One of the major mysteries about the Earth-moon system has been why there is such a similarity in the two bodies’ isotopic compositions. The preferred model is that the early Earth was impacted by a Mars-size object, which ultimately resulted in the moon. One issue with that model is how the distinct compositions of the impactor and the earth mixed so efficiently. But new models and computer code are enabling us to see patterns and solve problems that help us understand dynamically complex processes, including how the moon formed.
IS THERE A QUESTION YOU’VE PURSUED WHOSE ANSWER REALLY EXCITED YOU OR SURPRISED YOU?
We had a recent paper looking at Martian meteorites — how do we get material from Mars? Well, all solar system bodies are getting impacted all the time. An impact on the surface of Mars, with just the right velocity and angle, will eject any fragments that reach escape velocity, producing a particle cloud that orbits the sun. Over time, that material can cross Earth’s orbit and fall as meteorites. 1.1 million years ago, a bunch of chemically related meteorites were ejected from the surface of Mars. Their ages span from about 350 million years, when they crystallized from the magma, to about 2.4 billion years. That single ejection event excavated a volcanic pile that was active for about 2 billion years; so, it’s actually doing geology for you.

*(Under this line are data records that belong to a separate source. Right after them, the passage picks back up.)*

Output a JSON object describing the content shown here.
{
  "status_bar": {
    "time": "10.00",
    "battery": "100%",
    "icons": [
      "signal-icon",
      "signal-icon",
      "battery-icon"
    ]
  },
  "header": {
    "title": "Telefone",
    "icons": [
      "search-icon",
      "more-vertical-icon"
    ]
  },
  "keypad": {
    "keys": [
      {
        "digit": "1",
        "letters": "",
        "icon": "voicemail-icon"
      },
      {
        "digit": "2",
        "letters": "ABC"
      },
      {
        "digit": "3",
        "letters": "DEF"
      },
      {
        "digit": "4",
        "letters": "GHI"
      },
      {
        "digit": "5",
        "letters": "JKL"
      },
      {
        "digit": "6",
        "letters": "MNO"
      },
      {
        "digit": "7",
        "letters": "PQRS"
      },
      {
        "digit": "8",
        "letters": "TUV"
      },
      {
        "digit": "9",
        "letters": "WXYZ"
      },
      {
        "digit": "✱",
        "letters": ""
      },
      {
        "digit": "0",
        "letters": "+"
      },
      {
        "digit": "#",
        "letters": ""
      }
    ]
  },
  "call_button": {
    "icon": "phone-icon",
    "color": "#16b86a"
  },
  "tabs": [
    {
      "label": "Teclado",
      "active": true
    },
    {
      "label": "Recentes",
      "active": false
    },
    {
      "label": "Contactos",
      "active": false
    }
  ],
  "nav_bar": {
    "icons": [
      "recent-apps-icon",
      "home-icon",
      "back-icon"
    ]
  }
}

We don’t have people there mapping, we don’t have people doing stratigraphy of the volcanic layers. So, this is an unprecedented view into the volcanic history of a single area from the surface of Mars.
IN YOUR CAREER OR OUR LIFETIMES, WHAT ARE THE BIG QUESTIONS WE MAY GET TO DISCOVER WITH ANOTHER ATTEMPT AT REACHING OTHER PLANETS? WHAT WOULD YOU LIKE TO SEE ANSWERED?

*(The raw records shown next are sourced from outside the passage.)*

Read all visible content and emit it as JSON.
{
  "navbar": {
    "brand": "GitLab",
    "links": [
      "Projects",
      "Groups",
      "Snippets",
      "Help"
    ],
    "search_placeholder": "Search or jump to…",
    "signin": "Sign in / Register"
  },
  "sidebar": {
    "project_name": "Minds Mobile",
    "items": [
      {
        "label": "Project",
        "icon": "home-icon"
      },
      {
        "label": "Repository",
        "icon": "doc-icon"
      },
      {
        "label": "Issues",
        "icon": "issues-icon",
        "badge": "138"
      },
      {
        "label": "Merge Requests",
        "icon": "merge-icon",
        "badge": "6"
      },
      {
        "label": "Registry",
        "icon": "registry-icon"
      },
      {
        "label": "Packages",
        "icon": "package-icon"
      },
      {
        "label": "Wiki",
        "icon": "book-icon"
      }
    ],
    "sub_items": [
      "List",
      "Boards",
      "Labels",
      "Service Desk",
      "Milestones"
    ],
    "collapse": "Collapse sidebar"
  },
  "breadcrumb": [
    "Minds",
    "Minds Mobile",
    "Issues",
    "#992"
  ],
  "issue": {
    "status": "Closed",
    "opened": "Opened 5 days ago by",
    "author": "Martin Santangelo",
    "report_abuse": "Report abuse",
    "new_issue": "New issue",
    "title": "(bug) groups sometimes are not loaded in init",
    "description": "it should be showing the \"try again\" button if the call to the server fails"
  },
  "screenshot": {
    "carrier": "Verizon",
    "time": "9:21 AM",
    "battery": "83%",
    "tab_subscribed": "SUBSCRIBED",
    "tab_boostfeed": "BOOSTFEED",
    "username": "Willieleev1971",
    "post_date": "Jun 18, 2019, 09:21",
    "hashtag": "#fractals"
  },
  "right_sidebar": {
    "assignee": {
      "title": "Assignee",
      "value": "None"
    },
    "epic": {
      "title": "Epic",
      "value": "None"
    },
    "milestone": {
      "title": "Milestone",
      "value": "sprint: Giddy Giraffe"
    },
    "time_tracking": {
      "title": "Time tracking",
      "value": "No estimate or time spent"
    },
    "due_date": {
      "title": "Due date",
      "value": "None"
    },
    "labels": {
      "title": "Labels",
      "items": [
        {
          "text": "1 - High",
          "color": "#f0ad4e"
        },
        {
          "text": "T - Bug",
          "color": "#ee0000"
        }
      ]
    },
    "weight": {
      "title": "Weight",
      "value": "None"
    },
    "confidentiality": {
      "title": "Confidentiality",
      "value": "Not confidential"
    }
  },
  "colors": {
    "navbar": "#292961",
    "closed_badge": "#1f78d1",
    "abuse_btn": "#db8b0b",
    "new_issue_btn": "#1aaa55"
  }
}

How Earth evolved and getting that data from materials both inside and outside our orbital radius. There have been debates about the origin of water: Why would there be water on Earth after the moon-forming event that should have dried everything out? Those are some pretty big ongoing questions that are being answered now through analysis of various early planetary materials.
WHERE ARE YOUR FAVORITE PLACES ON EARTH THAT YOU'VE EXPLORED OR THAT HAVE CAPTURED YOUR IMAGINATION?

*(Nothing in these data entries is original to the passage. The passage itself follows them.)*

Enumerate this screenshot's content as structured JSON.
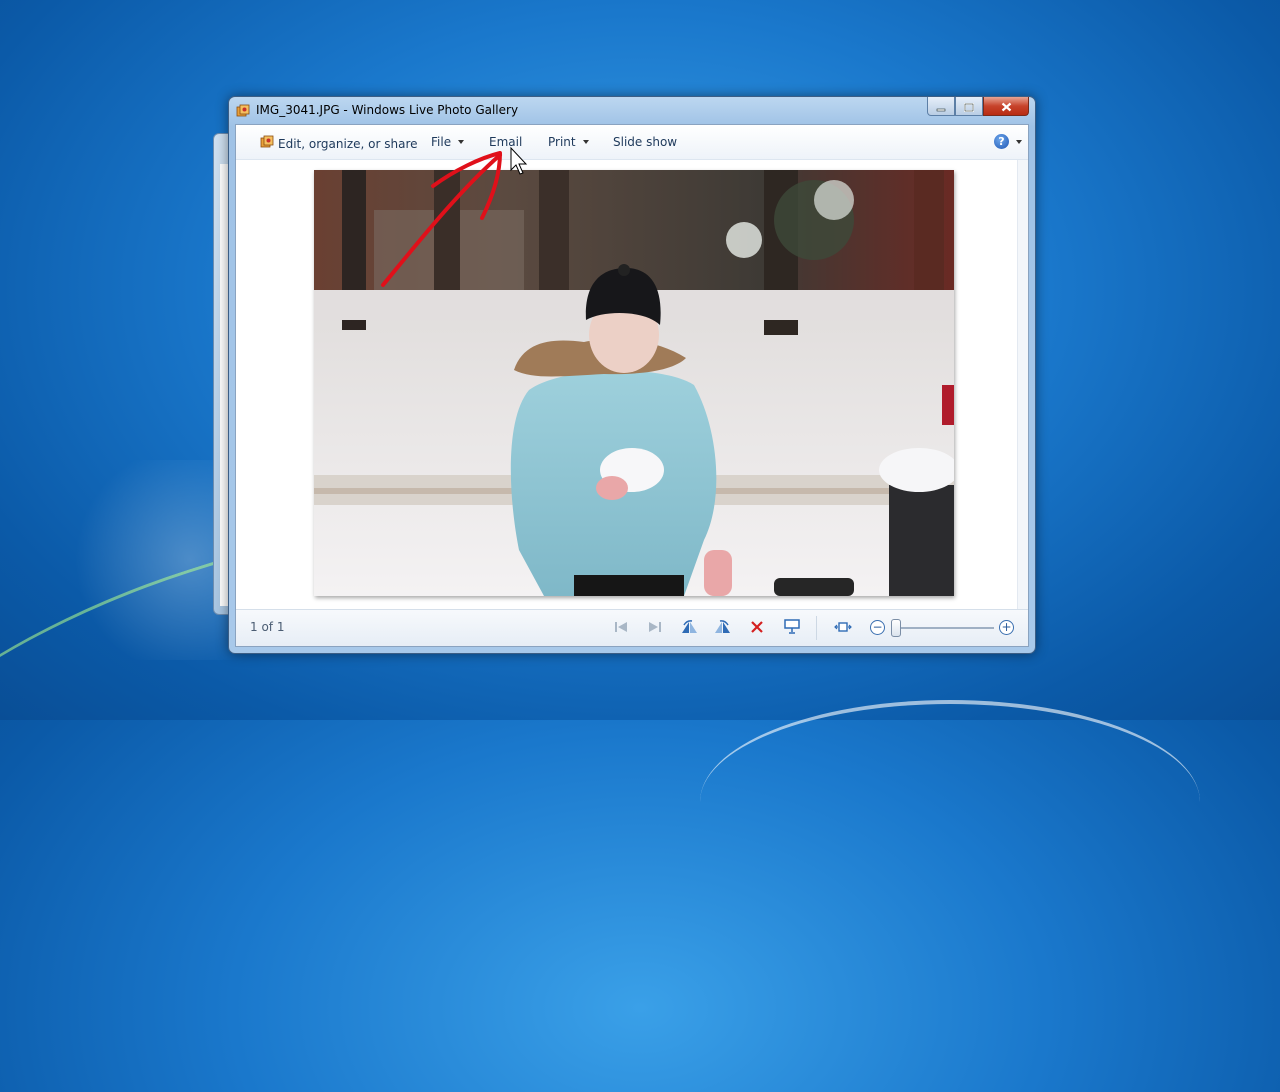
{
  "window": {
    "title": "IMG_3041.JPG - Windows Live Photo Gallery"
  },
  "toolbar": {
    "edit_label": "Edit, organize, or share",
    "file_label": "File",
    "email_label": "Email",
    "print_label": "Print",
    "slideshow_label": "Slide show",
    "help_glyph": "?"
  },
  "status": {
    "page_count": "1 of 1"
  },
  "icons": {
    "app": "photo-gallery-icon",
    "minimize": "minimize-icon",
    "maximize": "maximize-icon",
    "close": "close-icon",
    "help": "help-icon",
    "previous": "previous-icon",
    "next": "next-icon",
    "rotate_left": "rotate-left-icon",
    "rotate_right": "rotate-right-icon",
    "delete": "delete-icon",
    "slideshow": "slideshow-icon",
    "actual_size": "actual-size-icon",
    "zoom_out": "zoom-out-icon",
    "zoom_in": "zoom-in-icon"
  },
  "zoom": {
    "level": 0
  },
  "colors": {
    "annotation_arrow": "#e0101a",
    "delete_icon": "#d42020",
    "toolbar_text": "#1e395b"
  }
}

I always like to look at Google Earth. I like to look at landforms and travel through the incredible imagery available to us now. You can travel all over the earth — even the seafloor. One night, I had insomnia, and I was looking in Africa. I came across this old, circular feature and hypothesized that it was actually an impact crater. A student of mine was taking a class in remote sensing, and he led a study of the spectral data to see whether this feature could be explained by igneous activity or to rule out anything but an impact. I've been working with folks in Niger to see if we can get an expedition to sample it and confirm whether it's an impact crater. It's not built by igneous rocks; it's sedimentary rocks that are folded in a very peculiar way. The simplest explanation at present is impact.
WHAT DREW YOU TO UNCOVER THESE QUESTIONS?
I started out life driving around and mapping in the Pacific Northwest. I really enjoyed that — just being out there and being in touch with the materials, whether they're literally garbage fill in the bay or Paleozoic rocks up in the foothills. My Ph.D. explored a fossil subduction zone system in the Alps that existed prior to the continental collision between Europe and Africa. That was my window into deeper Earth processes.
That was quite an integrative and humbling experience. Scientists have to be humble and open and thankful to new information that changes your ideas and refines your hypotheses. Some people fight over ideas or data and are seemingly impervious to new ideas — they think, “Oh, we've found everything and don't need to look.” That's the antithesis to progress. Nobody's perfect. But to see beyond the veil of our own preconceptions is to see the objective truth, as best we can find it.
Thomas Lapen is professor of geology and chair of the Department of Earth and Atmospheric Sciences at the University of Houston. His recent research exploring Martian magma, sediment provenance and the chronology of solar system materials is helping us better understand our planet.